Tuesday, June 28, 2016

Rosemary,The Hidden Kennedy Daughter by Kate Clifford Larson

It took me a couple of days, and a few post rewrites to finally figure out what was giving me pause about this book.

It's actually not about Rosemary.

Oh sure, her name and picture is on the title, and she is mentioned throughout the book, and there are events and memories that involve her, but it's never about her. 

It's impeccably researched, but the problem is that there isn't much about Rosemary's internal thoughts and experiences. Of course there isn't, because she undergoes a lobotomy in her early 20s and spends the next decades of her life hidden away. As well, before that, Joe and Rose do everything in their power to cover up Rosemary's shortcomings, and keep her letters under lock and key.

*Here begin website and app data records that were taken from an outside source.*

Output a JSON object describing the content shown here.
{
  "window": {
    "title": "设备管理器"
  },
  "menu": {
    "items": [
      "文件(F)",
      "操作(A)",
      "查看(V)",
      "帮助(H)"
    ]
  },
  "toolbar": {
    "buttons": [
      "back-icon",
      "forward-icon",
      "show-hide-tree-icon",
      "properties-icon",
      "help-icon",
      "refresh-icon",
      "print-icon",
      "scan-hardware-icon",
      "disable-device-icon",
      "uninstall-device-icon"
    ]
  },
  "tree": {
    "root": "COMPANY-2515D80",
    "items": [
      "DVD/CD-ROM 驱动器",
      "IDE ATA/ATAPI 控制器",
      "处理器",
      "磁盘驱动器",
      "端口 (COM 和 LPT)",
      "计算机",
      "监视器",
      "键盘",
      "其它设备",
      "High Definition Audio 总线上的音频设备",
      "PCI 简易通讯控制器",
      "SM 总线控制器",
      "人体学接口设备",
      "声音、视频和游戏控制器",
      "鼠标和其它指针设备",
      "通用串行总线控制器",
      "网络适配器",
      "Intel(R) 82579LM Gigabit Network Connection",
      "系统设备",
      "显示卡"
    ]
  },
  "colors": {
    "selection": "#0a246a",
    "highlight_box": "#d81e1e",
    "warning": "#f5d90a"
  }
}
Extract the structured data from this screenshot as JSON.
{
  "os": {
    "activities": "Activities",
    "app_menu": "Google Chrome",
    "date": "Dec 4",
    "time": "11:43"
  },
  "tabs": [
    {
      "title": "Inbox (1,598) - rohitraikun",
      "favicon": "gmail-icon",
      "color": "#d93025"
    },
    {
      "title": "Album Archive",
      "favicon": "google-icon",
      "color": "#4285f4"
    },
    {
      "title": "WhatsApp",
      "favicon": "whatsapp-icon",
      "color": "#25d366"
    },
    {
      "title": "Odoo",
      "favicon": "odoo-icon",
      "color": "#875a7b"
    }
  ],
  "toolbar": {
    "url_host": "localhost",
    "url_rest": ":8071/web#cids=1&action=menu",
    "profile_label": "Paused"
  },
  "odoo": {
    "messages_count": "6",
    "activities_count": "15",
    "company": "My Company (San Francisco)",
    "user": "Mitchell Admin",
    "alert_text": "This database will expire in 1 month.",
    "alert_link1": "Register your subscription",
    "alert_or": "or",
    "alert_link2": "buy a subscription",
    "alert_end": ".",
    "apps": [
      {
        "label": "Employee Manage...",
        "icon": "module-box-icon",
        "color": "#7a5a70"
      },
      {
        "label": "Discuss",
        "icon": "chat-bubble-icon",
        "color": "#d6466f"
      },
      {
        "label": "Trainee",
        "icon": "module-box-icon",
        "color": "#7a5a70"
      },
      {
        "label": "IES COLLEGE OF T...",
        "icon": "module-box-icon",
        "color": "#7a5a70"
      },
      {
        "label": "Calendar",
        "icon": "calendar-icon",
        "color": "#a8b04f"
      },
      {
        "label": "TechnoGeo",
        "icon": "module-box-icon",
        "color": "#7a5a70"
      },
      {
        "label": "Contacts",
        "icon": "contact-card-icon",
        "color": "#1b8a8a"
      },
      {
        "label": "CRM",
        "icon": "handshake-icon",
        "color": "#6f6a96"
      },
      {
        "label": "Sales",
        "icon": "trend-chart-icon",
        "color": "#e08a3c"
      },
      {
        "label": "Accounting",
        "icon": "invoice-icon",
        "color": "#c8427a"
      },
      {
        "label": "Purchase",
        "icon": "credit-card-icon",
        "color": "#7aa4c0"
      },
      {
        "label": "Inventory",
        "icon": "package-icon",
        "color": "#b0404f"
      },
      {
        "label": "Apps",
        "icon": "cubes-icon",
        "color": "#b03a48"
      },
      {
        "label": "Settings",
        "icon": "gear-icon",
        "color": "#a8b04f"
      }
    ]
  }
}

So instead, Larson uses Rosemary to promote her viewpoints. Instead of the book being about Rosemary (seriously, couldn't you have made up something in a fictionalized account?), it's about how The Kennedy's real triumph is through the passing of various state and federal disability legislation that promoted and protected disability rights.

If you are an able-bodied person that doesn't encounter those with disabilities in their daily life, this may be an eye opening book for you. However, I am very familiar with the disability narrative, because not only do I have a masters in special education, I am also a part of the tribe. (Though John Nagle and I declared a sub-tribe for just us two).

John Nagle and I clearly do have matching overalls. But Larson didn't tell me anything knew, and she went over at length to which I practiced my eye rolling skills.

Finally, the tone of the book was just... condescending? I write that with a question mark because I can't really put a finger on it. One moment she's lauding Rose for caring for Rosemary, the next minute she's chastising the Kennedys for believing in eugenics, and finally, she's showing the readers the horrors of institutions! It felt like she was all over the place, trying to put a place for each letter she read as well as put in her own thoughts and feelings.

Overall, this book blew. I'm sure there are better books out there and ones that treat Rosemary as a person instead of a mantel that the Kennedys had to carry.

No comments:

Post a Comment